Abstraction and Figuration: Finding Form in the Work of Caroline Walls
The curve of a breast, the bend of a knee, the crook of an elbow – these shapes are within us, they are us, and we recognize them immediately and see them without meaning to.
Caroline Walls uses a simplified, graphic language to explore the human form. Using stylized lines and flat colors, she shifts the focus away from the specificities of the individual and towards a more generalized form, understood across all cultures.
Walls describes the complexities of the human form in a starkly minimal style. Her paintings break with traditional figurative art, as the background is not pushed away to emphasize the figure. Instead, Walls’ flat style holds one’s attention equally over the surface of the canvas.
Abstraction and figuration are often thought of in opposition to one another. However, questions of what to present and how to present it are core concerns of both, and many of the most interesting artists tread the line between revealing and concealing, asking and telling.
A sense of balance runs through Walls’ work, coming together around the point of tension between positive and negative space, dark and light, micro and macro. Walls create obstacles that the viewer must overcome - manipulating the scale of the figure in relation to the canvas and settling upon poses that are open to interpretation. Walls errs on the side of ambiguity, but the innate and immediate sense of the organic appears even before the eye has discovered the human form within the composition.
She artfully crops the figure to abstract and intrigue. By zooming into the peculiarities of the form, the human figure becomes a series of folds, curves and waves. Through this process, the viewer is freed from identifying with, or relating to, the human form. The shapes and lines can be appreciated profoundly.

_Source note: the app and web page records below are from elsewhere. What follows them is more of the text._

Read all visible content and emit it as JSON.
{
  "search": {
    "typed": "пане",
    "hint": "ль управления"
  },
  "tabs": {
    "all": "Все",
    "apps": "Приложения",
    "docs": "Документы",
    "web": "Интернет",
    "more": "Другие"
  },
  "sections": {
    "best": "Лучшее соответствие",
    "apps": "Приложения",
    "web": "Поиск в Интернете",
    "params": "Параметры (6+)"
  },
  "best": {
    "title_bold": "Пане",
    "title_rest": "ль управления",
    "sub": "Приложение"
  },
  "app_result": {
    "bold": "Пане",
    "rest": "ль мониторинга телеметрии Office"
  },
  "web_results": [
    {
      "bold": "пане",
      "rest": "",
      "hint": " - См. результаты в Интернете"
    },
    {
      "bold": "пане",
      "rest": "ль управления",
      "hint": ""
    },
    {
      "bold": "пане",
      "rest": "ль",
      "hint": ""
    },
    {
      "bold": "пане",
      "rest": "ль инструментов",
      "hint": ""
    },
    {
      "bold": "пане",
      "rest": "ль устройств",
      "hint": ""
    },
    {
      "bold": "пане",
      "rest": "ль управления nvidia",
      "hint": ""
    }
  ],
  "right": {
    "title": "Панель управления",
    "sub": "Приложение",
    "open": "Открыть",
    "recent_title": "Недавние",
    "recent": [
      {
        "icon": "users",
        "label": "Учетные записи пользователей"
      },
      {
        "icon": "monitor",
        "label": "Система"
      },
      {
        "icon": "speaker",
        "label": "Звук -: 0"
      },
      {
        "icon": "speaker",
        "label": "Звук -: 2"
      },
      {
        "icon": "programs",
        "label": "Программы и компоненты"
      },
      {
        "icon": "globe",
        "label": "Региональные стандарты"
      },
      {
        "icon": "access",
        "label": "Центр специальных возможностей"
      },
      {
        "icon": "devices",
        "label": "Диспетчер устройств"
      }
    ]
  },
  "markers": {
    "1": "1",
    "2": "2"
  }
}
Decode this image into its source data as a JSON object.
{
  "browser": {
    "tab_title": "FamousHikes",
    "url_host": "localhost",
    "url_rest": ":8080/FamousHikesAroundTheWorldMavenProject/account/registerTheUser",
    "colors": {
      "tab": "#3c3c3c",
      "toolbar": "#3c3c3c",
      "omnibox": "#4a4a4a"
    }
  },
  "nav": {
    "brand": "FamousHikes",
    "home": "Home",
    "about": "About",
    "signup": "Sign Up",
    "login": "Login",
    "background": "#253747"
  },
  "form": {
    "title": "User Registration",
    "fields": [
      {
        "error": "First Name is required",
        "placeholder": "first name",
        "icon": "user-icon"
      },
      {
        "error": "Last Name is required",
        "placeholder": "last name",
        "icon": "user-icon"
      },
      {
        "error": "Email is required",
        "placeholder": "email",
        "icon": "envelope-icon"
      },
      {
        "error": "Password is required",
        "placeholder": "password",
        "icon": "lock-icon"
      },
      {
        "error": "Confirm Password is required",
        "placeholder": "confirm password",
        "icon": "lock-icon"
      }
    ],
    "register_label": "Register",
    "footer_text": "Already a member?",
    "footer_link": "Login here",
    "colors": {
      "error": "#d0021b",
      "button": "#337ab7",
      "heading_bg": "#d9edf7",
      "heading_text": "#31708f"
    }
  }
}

Pale and subtle to monochromatic and stark, Walls paints with cream, nude, tan and terracotta. The earthy color palette is neutral, yet it is not without emotion – tones speak to both the body and the landscape. The colors are reminiscent of cave drawings, ancient artifacts and of the baked earth of Walls’ native Australia. There is a pleasing sense of warmth that emanates from these images - they feel Mediterranean, African, Antipodean - they raise the temperature of the room in a way that isn't provocative or overt.
Walls pushes the representation of the figure to a point of extreme, moving away from anatomical correctness and closer towards abstraction. The calves are heavy, the thighs are thick, the breasts neat. The mechanics of the body are lost under Walls’ undulating curves and lines, and in turning away from its functional form, the body becomes a motif.
Ancient Greek pottery was decorated with the figures of Gods, athletes and Olympians – a celebration of the body’s beauty, strength and achievements. Using a two-tone colour palette, the Ancient Greek’s were masterful at creating a sense of pattern and movement in their designs. Describing the body with great economy, the highly exaggerated forms of Ancient Greece – where thigh muscles bulge, buttocks hold firm and biceps are the epitome of strength – accentuate the formal qualities of the body, to the detriment of its function, with muscularity that is so extreme that it has gone beyond representation and towards the symbolic.
At first glance, Walls offers the viewer the simple pleasure of a beautiful line, which, upon examination, blossoms with meaning, depth and history.